CB Therapeutics’ lab-grown cannabinoids could unlock new medicines and make others affordable
Marijuana may still be on shaky legal ground, but the therapeutic benefits of the psychoactive molecules — cannabinoids — inside the plant are solidly established. Unfortunately, cultivation of that plant is resource-intensive and yields only tiny amounts of some useful medicines. CB Therapeutics, a new biotech company launching today at the Disrupt SF Startup Battlefield, aims to change the game with cannabinoids produced cleanly and cheaply in the lab — out of sugar.

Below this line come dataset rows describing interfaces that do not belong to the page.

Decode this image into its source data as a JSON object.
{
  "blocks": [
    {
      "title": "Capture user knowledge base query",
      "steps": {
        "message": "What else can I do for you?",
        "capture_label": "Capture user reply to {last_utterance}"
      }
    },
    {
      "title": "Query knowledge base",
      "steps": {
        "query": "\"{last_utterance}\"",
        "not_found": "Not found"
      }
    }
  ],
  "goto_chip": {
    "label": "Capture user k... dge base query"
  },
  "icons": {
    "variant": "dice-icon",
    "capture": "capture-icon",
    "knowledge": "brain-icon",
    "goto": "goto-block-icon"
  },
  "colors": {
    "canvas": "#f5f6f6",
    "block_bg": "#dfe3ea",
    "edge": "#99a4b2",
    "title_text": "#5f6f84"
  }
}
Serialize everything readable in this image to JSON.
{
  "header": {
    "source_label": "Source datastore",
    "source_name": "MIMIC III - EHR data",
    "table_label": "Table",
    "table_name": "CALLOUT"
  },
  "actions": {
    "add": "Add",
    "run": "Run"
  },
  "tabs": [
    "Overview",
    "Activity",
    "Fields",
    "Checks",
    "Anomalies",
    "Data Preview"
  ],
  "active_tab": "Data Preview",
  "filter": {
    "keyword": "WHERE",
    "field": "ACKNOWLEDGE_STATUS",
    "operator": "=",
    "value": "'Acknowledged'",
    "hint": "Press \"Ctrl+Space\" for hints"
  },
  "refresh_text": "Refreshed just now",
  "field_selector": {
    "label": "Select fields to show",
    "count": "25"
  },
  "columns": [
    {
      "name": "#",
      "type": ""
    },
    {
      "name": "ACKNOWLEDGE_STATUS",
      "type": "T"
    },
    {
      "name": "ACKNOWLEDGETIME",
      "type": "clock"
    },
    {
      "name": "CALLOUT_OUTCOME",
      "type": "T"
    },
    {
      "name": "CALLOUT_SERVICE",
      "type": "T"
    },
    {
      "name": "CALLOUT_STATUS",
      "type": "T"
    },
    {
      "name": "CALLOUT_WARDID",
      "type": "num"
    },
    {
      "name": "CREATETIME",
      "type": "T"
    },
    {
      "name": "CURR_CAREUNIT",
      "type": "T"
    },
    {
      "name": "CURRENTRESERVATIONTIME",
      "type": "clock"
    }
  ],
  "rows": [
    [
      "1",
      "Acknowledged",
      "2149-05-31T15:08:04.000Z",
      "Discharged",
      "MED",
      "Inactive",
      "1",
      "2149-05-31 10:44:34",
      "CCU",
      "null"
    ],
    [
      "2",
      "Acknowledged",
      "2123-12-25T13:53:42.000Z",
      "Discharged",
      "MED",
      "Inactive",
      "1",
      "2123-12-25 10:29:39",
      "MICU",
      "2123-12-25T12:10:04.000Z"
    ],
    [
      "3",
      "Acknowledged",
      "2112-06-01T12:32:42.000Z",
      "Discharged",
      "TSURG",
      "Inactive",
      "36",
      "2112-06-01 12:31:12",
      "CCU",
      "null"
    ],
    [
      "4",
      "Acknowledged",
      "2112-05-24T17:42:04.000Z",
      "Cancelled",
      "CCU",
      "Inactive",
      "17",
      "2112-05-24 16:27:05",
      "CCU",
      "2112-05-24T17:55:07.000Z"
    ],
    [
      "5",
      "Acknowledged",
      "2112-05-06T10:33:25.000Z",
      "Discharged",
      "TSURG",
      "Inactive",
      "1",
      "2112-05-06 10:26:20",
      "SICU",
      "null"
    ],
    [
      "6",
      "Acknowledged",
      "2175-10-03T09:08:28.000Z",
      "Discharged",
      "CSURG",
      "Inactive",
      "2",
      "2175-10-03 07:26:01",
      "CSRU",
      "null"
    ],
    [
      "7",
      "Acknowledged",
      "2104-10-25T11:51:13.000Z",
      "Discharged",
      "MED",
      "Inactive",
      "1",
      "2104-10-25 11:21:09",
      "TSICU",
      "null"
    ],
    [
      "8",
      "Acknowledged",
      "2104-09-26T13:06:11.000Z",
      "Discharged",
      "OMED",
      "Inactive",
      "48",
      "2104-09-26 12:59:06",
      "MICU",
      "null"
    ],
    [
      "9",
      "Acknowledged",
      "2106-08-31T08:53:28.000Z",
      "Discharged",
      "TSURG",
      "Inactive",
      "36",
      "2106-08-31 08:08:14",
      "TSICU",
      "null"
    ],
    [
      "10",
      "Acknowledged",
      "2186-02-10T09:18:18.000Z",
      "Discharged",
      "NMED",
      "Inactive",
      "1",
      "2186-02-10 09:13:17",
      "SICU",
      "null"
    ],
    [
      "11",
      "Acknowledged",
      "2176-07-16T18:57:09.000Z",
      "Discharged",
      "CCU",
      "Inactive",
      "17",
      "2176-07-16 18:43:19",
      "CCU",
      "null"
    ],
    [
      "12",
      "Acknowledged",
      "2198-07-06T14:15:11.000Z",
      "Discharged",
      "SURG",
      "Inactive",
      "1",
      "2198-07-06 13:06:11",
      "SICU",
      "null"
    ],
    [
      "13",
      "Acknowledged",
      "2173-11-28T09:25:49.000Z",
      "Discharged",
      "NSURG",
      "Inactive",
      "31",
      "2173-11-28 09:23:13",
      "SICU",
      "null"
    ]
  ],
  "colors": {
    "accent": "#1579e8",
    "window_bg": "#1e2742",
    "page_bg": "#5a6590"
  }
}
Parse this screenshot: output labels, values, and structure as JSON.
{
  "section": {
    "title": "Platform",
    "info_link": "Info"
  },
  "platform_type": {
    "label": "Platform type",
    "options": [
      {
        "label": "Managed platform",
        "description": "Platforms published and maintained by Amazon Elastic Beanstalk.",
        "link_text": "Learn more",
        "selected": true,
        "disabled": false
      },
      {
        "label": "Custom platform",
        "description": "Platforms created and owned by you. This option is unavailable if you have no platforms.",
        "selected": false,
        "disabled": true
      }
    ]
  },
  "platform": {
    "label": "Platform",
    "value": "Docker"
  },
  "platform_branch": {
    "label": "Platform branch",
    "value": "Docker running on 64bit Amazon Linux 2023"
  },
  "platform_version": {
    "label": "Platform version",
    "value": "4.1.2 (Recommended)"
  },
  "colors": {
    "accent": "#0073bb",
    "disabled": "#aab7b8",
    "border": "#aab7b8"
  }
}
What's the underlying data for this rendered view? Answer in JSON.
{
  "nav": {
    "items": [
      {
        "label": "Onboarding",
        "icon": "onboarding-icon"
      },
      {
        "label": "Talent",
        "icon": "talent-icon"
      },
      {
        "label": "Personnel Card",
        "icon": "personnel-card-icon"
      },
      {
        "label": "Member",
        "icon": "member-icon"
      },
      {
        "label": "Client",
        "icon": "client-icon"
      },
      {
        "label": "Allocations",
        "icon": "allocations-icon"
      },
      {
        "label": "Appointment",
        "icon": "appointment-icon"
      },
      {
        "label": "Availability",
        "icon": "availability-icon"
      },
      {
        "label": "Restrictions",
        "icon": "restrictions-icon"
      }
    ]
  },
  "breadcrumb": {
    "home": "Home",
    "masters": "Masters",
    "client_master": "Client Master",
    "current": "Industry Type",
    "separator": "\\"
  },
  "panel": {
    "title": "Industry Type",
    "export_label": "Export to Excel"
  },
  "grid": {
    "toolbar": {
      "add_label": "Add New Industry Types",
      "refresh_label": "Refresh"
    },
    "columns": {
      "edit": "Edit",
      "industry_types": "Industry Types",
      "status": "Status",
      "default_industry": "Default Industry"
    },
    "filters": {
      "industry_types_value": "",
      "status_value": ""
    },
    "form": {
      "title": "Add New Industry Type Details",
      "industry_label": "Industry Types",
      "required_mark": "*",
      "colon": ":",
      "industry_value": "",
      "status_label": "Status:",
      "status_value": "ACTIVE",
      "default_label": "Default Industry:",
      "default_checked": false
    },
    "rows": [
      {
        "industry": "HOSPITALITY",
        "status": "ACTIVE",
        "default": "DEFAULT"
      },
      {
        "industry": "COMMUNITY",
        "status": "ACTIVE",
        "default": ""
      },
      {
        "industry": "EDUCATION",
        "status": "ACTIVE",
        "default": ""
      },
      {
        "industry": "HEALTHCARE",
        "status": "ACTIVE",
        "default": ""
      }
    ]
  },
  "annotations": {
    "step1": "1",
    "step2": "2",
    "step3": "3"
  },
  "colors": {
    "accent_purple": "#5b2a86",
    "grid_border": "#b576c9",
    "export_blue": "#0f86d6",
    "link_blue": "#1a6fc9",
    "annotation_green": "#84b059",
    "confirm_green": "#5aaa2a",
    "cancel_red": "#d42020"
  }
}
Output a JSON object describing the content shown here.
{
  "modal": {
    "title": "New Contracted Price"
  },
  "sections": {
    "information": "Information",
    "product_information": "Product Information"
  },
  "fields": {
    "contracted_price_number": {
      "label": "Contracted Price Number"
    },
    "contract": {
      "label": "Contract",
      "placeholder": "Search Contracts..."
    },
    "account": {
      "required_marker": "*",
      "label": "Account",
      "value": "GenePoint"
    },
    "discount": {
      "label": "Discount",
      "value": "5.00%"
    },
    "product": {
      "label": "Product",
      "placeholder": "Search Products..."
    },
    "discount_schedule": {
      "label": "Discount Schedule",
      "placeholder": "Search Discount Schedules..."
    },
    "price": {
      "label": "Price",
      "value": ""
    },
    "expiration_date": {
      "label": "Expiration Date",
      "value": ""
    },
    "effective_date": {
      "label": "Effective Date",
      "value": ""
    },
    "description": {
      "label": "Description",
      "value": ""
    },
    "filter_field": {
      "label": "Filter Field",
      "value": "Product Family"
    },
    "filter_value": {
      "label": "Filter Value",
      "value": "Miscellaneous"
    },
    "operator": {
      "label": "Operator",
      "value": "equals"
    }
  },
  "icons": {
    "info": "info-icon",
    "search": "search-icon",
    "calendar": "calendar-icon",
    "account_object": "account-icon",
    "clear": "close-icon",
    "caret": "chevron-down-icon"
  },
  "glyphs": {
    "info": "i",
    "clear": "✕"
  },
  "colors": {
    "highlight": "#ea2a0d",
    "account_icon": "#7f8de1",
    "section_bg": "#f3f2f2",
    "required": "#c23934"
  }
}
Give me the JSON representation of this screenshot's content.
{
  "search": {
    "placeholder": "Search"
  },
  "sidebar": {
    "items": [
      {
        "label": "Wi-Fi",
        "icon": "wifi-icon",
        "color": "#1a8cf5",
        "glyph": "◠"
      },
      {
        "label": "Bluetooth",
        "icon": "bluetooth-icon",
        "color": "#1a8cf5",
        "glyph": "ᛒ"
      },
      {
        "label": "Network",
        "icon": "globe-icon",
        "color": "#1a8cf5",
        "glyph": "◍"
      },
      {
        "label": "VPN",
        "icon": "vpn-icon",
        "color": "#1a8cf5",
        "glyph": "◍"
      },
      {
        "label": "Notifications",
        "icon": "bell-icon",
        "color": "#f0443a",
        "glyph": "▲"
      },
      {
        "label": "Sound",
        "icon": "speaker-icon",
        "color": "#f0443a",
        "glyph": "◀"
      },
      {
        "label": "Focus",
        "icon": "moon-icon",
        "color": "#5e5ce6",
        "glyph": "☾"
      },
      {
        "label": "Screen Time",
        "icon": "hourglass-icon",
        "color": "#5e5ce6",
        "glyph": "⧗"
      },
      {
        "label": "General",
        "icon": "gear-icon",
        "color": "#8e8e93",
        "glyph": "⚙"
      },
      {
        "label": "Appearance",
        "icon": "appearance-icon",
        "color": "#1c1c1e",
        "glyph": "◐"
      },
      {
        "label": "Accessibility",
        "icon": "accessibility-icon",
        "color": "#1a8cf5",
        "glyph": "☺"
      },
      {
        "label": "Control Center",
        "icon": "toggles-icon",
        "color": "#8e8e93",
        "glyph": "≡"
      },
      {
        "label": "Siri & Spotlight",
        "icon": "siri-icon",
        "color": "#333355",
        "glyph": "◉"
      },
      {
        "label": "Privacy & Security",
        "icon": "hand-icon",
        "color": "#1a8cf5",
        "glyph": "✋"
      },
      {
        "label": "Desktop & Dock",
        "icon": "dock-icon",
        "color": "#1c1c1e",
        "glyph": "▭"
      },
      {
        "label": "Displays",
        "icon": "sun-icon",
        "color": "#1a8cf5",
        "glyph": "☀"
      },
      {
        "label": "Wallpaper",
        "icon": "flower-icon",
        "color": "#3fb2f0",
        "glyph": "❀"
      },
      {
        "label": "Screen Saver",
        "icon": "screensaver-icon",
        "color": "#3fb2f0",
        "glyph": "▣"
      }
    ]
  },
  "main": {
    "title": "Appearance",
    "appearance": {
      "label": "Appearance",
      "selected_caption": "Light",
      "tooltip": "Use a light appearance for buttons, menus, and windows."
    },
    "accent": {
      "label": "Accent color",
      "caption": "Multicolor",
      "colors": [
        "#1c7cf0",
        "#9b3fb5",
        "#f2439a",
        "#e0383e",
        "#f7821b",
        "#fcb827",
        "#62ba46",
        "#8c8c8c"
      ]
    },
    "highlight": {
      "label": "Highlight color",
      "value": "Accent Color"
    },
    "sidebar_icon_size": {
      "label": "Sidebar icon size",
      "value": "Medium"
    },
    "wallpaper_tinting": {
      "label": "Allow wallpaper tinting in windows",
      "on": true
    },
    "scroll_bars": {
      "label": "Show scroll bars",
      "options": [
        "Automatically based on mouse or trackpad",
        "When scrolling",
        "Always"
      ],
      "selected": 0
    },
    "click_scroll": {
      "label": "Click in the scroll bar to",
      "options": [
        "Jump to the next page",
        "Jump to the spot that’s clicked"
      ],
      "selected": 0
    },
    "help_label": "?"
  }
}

Co-founder and CEO Sher Ali Butt says the idea struck him when he was working at cannabis testing lab Steep Hill. CBD, a compound found in the plant but in much lower concentrations than THC, the primary intoxicant, was producing extremely helpful pain and anxiety alleviation for some people without a high. The medicinal possibilities were obvious, but high-CBD strains of cannabis are not only uncommon, but a pain to cultivate and process for that purpose.
“CBD had all these applications, and I just thought that there’s got to be a better way to do this. The idea just stuck in my brain,” he told me.
After working on the problem on and off for years he decided to pursue it in earnest. Serendipitously, around this time he ran into Jacob Vogan, an old friend from college who was working in the field of bioengineering. It seemed like a natural fit to them to start the company together.
What CB Therapeutics has done is bioengineer microorganisms — specifically yeast — to manufacture cannabinoids out of plain-old sugars. This type of bioreactor isn’t a new idea; yeast and other organisms are used to create and isolate lots of drugs and substances.
“The vitamin C that we take in tablets, for instance — they didn’t squeeze oranges and lemons to get that,” Butt points out. “There isn’t enough agriculture to supply the global demand. It was produced synthetically and put in a box.”
CB Therapeutics is just doing the same thing for cannabinoids, and not just CBD.
“There are 118 cannabinoids, and only five have been studied,” Butt says. “These compounds are like .1, .01, even .001 percent in the cannabis bud. When you want to extract these, a kilogram can be like $100,000 to $350,000. How is someone supposed to do research with that?”
But the yeast don’t care. They take in sugar and output whatever molecule their biosynthesis pathway has been modified to produce — within reason, of course. You couldn’t output large, complex non-organics, but cannabinoids — even the rare ones — are well within their capabilities.
“The only thing we need to add is sugar — that’s the beauty of what we’ve done,” Butt beamed. “The yeast platform is agnostic, it makes everything for the same price.”
This has several benefits. First, it can bring down the price of a known and useful cannabinoid like CBD. Second, it allows the rarer ones to be studied for a reasonable price, and eventually distributed as well. And third, it takes pressure off the agricultural component of the cannabis industry.
That last is not only good from an ecological perspective, since demand is growing and these plants require a lot of water and land, but from the health side as well. Butt points out that a huge majority of cannabis products tested are found to be contaminated to some degree with pesticides and other unwanted compounds.
It’s getting better as the marijuana industry becomes an above-board one, but the problem is far from eliminated, and at any rate pesticides and other potentially harmful chemicals don’t cease to be a nuisance just because something is legal. The risk is there for the foreseeable future that, ironically, the “natural” option of using the plant itself is going to produce more impurities in the product, not less. But the yeast don’t — can’t, really — taint the product. So what comes out of the bioreactor should theoretically be as pure as the driven snow. (CB Therapeutics does test it, of course.)
It’s worth noting that the company’s main intellectual property is is the cannabinoid biosynthesis pathway it has developed. That hadn’t been fully documented or explored, Butt says, until their work.
Butt sees this change as more or less just the latest example of a useful class of molecules going from difficult to relatively easy to acquire.
“When you aren’t able to provide for the demand, that makes prices artificially high. People are going out and spending tens of thousands on CBD, for medical applications,” he said. “Insulin used to be harvested from pig pancreases, then Genentech solved that. Aspirin used to come from tree bark. This is inevitable for many compounds. We need to bring the cannabis price down to where anybody can use it.”
The pricing and volume are still somewhat of a question mark — once testing and the regulatory hurdles are taken care of, like any pharmaceutical it’s going to be a moving target. But scaling production shouldn’t be hard should the demand grow, and the backlog of new cannabinoids to isolate for testing should provide a source of income as well.
Medicine can be a risky sector for startups but CB Therapeutics seems to have it as close to sewn up as one can reasonably expect; in a way it’s almost alchemical, this ability to cheaply produce something so valuable. But really, it’s just science.